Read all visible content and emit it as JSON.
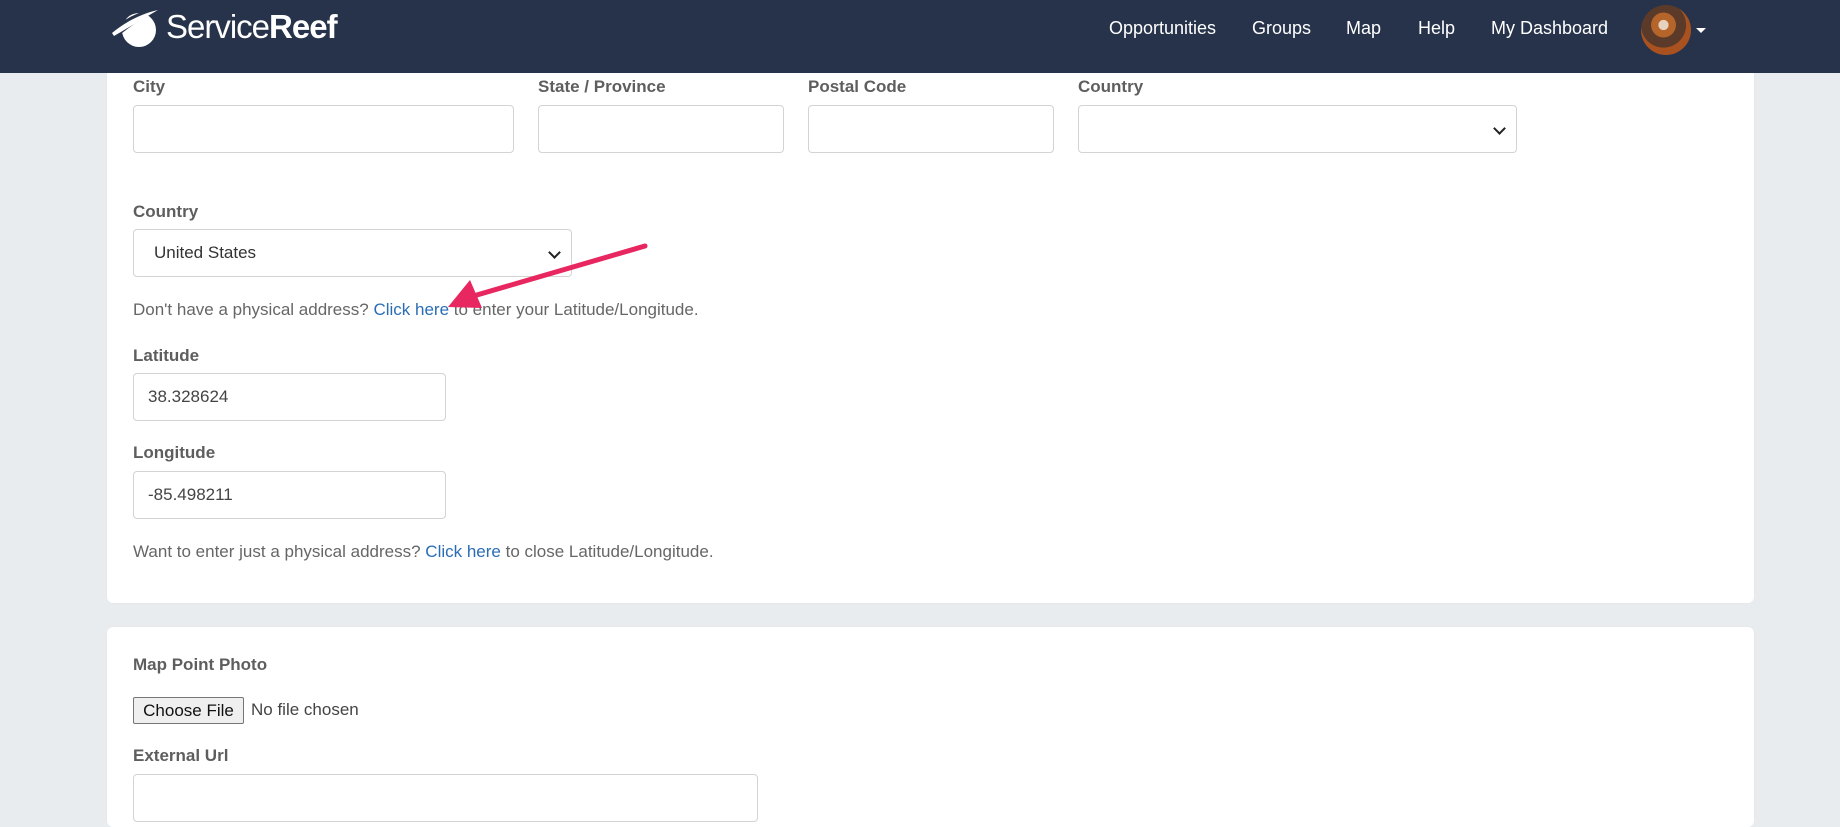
{
  "header": {
    "brand_light": "Service",
    "brand_bold": "Reef",
    "nav": [
      "Opportunities",
      "Groups",
      "Map",
      "Help",
      "My Dashboard"
    ]
  },
  "address": {
    "city_label": "City",
    "state_label": "State / Province",
    "postal_label": "Postal Code",
    "country_label": "Country",
    "city_value": "",
    "state_value": "",
    "postal_value": "",
    "country_value": ""
  },
  "location": {
    "country_label": "Country",
    "country_value": "United States",
    "no_address_prefix": "Don't have a physical address? ",
    "no_address_link": "Click here",
    "no_address_suffix": " to enter your Latitude/Longitude.",
    "latitude_label": "Latitude",
    "latitude_value": "38.328624",
    "longitude_label": "Longitude",
    "longitude_value": "-85.498211",
    "physical_prefix": "Want to enter just a physical address? ",
    "physical_link": "Click here",
    "physical_suffix": " to close Latitude/Longitude."
  },
  "media": {
    "photo_label": "Map Point Photo",
    "choose_file": "Choose File",
    "no_file": "No file chosen",
    "external_url_label": "External Url",
    "external_url_value": ""
  },
  "colors": {
    "nav_bg": "#26334a",
    "link": "#2a6db5",
    "arrow": "#e8265f",
    "page_bg": "#e9ecef"
  }
}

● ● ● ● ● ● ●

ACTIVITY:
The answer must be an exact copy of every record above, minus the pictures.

ANSWER FOR THIS EXERCISE:
Read all visible content and emit it as JSON.
{
  "header": {
    "brand_light": "Service",
    "brand_bold": "Reef",
    "nav": [
      "Opportunities",
      "Groups",
      "Map",
      "Help",
      "My Dashboard"
    ]
  },
  "address": {
    "city_label": "City",
    "state_label": "State / Province",
    "postal_label": "Postal Code",
    "country_label": "Country",
    "city_value": "",
    "state_value": "",
    "postal_value": "",
    "country_value": ""
  },
  "location": {
    "country_label": "Country",
    "country_value": "United States",
    "no_address_prefix": "Don't have a physical address? ",
    "no_address_link": "Click here",
    "no_address_suffix": " to enter your Latitude/Longitude.",
    "latitude_label": "Latitude",
    "latitude_value": "38.328624",
    "longitude_label": "Longitude",
    "longitude_value": "-85.498211",
    "physical_prefix": "Want to enter just a physical address? ",
    "physical_link": "Click here",
    "physical_suffix": " to close Latitude/Longitude."
  },
  "media": {
    "photo_label": "Map Point Photo",
    "choose_file": "Choose File",
    "no_file": "No file chosen",
    "external_url_label": "External Url",
    "external_url_value": ""
  },
  "colors": {
    "nav_bg": "#26334a",
    "link": "#2a6db5",
    "arrow": "#e8265f",
    "page_bg": "#e9ecef"
  }
}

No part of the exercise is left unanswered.